(Data excerpts)
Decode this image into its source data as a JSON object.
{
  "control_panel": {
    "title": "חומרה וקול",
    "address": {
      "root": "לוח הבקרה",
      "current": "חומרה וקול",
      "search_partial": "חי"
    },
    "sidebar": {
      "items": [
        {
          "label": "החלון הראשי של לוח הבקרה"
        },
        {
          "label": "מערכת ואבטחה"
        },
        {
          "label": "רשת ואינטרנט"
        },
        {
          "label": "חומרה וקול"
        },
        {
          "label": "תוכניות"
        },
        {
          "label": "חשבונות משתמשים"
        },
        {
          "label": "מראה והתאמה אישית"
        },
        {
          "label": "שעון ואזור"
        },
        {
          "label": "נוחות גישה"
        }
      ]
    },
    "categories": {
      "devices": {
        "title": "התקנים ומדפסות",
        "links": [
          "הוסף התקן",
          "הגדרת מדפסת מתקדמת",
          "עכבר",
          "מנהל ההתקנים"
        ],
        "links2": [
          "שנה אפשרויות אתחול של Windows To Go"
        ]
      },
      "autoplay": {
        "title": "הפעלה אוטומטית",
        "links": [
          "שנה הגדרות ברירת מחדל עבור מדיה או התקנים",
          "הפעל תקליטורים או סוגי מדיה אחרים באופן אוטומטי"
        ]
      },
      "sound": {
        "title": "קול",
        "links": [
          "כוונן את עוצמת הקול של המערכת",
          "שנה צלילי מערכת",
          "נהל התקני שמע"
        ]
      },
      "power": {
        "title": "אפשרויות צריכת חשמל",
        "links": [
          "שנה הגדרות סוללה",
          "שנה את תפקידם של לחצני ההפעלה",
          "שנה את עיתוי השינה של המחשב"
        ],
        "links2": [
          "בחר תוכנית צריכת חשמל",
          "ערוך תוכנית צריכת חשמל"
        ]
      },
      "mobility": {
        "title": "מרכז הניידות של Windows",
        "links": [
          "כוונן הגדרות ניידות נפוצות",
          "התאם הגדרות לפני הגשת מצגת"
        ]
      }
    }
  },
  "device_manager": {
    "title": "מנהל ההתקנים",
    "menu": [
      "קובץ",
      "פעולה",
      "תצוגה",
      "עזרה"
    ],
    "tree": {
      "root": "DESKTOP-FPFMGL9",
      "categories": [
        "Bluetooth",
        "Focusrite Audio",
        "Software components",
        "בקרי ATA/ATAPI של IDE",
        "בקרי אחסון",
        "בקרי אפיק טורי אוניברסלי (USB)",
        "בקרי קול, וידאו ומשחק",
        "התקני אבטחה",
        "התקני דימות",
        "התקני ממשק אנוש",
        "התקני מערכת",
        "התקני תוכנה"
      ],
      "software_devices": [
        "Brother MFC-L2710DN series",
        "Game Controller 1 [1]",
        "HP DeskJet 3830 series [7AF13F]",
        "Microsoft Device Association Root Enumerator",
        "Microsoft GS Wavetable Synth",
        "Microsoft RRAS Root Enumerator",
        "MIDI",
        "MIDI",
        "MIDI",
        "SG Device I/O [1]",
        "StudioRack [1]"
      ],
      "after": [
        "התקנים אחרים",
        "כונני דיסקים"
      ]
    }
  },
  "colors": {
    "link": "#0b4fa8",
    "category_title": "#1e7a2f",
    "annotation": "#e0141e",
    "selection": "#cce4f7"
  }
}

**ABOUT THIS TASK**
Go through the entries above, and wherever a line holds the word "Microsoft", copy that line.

**OUTPUT**
        "Microsoft Device Association Root Enumerator",
        "Microsoft GS Wavetable Synth",
        "Microsoft RRAS Root Enumerator",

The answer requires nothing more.